Next in a semester of sturm und drang came David Horowitz and the near-return of Jim Gilchrist–although Columbia weathered these without too much kerfuffle. Horowitz, in observance of Islamo-fascism Awareness Week, dropped by Lerner and calmly spoke to a crowd of College Republicans and disappointed reporters. As for Gilchrist, even the GOP admitted that a second Columbia honeymoon might not have been the greatest idea. Meanwhile, other nuisances persevered–lice invaded the heads of Barnard first-years while bedbugs took up residence in Schapiro.
Then came the late-blooming (but flourishing!) hate-crime crop. The spate commenced with the discovery of a noose pinned to the door of an African-American professor at Teachers College, followed by anti-Semitic graffiti drawn in a Lewisohn bathroom, sparking a stampede northward and more town-hall meetings than we could keep track of. More recently, a Carman dry-erase board found itself defaced by homophobic graffiti.
But the award for Most Major Major Controversy must go to the hunger strike. Six students–armed with only Gatorade, a hungry octopus, Barnard professor Dennis Dalton and a blog–released a lengthy list of demands. In addition, nearly 70 CU professors signed a “statement of concern” critiquing Bollinger’s handling of Ahmadinejad’s visit and the tenure process, which the New York Sun, in its as role as Columbiaï¿½s outsourced conservative watchdog, dutifully published. Camped out on College Walk for nearly two weeks, the Hunger Strikers (whose ranks dropped from six to four) made questionable progress on the Ethnic Studies front. They got nothing on Manhattanville, however, which has since been rubber stamped by the City Planning Commission and the full City Council. At this point, CU’s expansion plan may be beyond protest.

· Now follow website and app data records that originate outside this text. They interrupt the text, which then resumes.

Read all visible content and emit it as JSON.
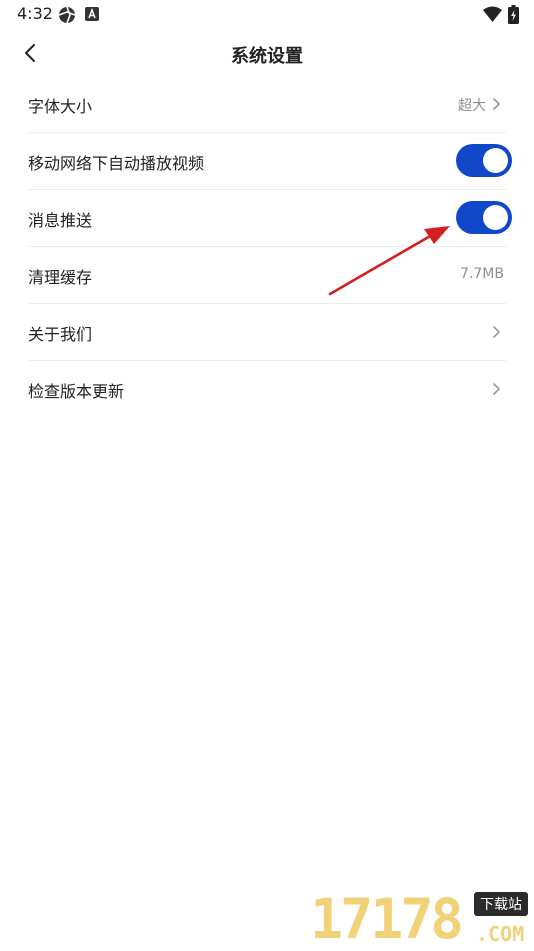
{
  "status_bar": {
    "time": "4:32",
    "icons": [
      "aperture-icon",
      "a-app-icon",
      "wifi-icon",
      "battery-charging-icon"
    ]
  },
  "header": {
    "title": "系统设置",
    "back_icon": "chevron-left-icon"
  },
  "settings": {
    "items": [
      {
        "label": "字体大小",
        "value": "超大",
        "control": "chevron"
      },
      {
        "label": "移动网络下自动播放视频",
        "control": "toggle",
        "on": true
      },
      {
        "label": "消息推送",
        "control": "toggle",
        "on": true
      },
      {
        "label": "清理缓存",
        "value": "7.7MB",
        "control": "value"
      },
      {
        "label": "关于我们",
        "control": "chevron"
      },
      {
        "label": "检查版本更新",
        "control": "chevron"
      }
    ]
  },
  "colors": {
    "toggle_on": "#1148c9",
    "annotation_arrow": "#d41f1f",
    "watermark": "#f1d279"
  },
  "watermark": {
    "digits": "17178",
    "tag": "下载站",
    "suffix": ".COM"
  }
}
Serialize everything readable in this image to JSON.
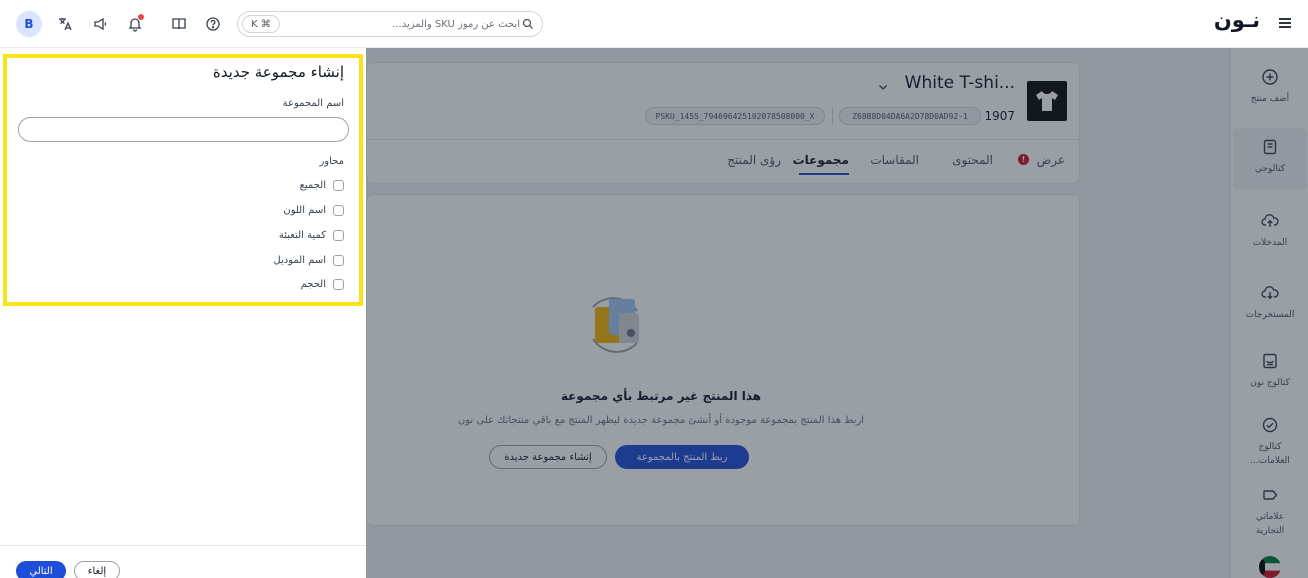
{
  "topbar": {
    "avatar_initial": "B",
    "search_shortcut": "K ⌘",
    "search_placeholder": "ابحث عن رموز SKU والمزيد...",
    "logo_text": "نـون",
    "icons": [
      "translate-icon",
      "megaphone-icon",
      "bell-icon",
      "book-icon",
      "help-icon",
      "search-icon",
      "menu-icon"
    ]
  },
  "rail": {
    "items": [
      {
        "label": "أضف منتج",
        "icon": "plus-circle-icon"
      },
      {
        "label": "كتالوجي",
        "icon": "catalog-icon"
      },
      {
        "label": "المدخلات",
        "icon": "cloud-upload-icon"
      },
      {
        "label": "المستخرجات",
        "icon": "cloud-download-icon"
      },
      {
        "label": "كتالوج نون",
        "icon": "noon-catalog-icon"
      },
      {
        "label": "كتالوج العلامات...",
        "icon": "check-circle-icon"
      },
      {
        "label": "علاماتي التجارية",
        "icon": "tag-icon"
      }
    ],
    "region_flag": "kuwait-flag-icon"
  },
  "product": {
    "title": "White T-shi...",
    "number": "1907",
    "sku_chip": "Z68B8D04DA6A2D78D0AD92-1",
    "psku_chip": "PSKU_1455_794696425102078508000_X",
    "tabs": {
      "view": "عرض",
      "content": "المحتوى",
      "sizes": "المقاسات",
      "groups": "مجموعات",
      "insights": "رؤى المنتج"
    },
    "active_tab": "مجموعات"
  },
  "empty_state": {
    "title": "هذا المنتج غير مرتبط بأي مجموعة",
    "subtitle": "اربط هذا المنتج بمجموعة موجودة أو أنشئ مجموعة جديدة ليظهر المنتج مع باقي منتجاتك على نون",
    "link_button": "ربط المنتج بالمجموعة",
    "create_button": "إنشاء مجموعة جديدة"
  },
  "drawer": {
    "title": "إنشاء مجموعة جديدة",
    "name_label": "اسم المجموعة",
    "name_value": "",
    "axes_label": "محاور",
    "axes": [
      "الجميع",
      "اسم اللون",
      "كمية التعبئة",
      "اسم الموديل",
      "الحجم"
    ],
    "next_button": "التالي",
    "cancel_button": "إلغاء"
  },
  "colors": {
    "accent": "#1d4ed8",
    "highlight": "#f9e21a",
    "warning": "#c8102e"
  }
}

In tenuous tenure news, Barnard anthropology associate Nadia Abu El-Haj made it through alive and New Republic figurehead-editor Martin Peretz, himself a Harvard man, railed against Bollinger from the recesses of his paranoid blog. Joseph Massad may not have been so lucky.
Rare pockets of non-politicized academia brought more cheery news. The new Pass/D/Fail policy brightened our joy-starved hearts, and 2007’s crop of Rhodes Scholars included two Columbia men: Jason Bello and hamburglar George Olive. To get our minds out of Butler and off to exotic lands, we heard from Mongolia, Bolivia, Chile, Paris, and NYU.
Coming off a curious write-up in The New Yorker, the College Libertarians stole the spotlight from the GOP’s first-semester monopoly long enough to buy some chalk and express their undying enthusiasm for smallish Texan Ron Paul. The College Democrats retreated to Kentucky, where they campaigned heartily and successfully for Steve Beshear in the Governor’s race. Oh, earlier in the semester, some freshmen won too.
Back in Morningside, a deadly fight erupted outside Radio Perfecto. A few blocks south, in front of Furnald and on College Walk, a hawk–newly christened Hawkmadinejad–roamed campus, preying on pigeons and eyeing Chabadï¿½s 8ft!! tall menorah.
And finally, the semester ends as it began: with a new crop of admitted students. They’re calling themselves 2012 and they’re ready to party–or at least they’ve got a Facebook group saying as much.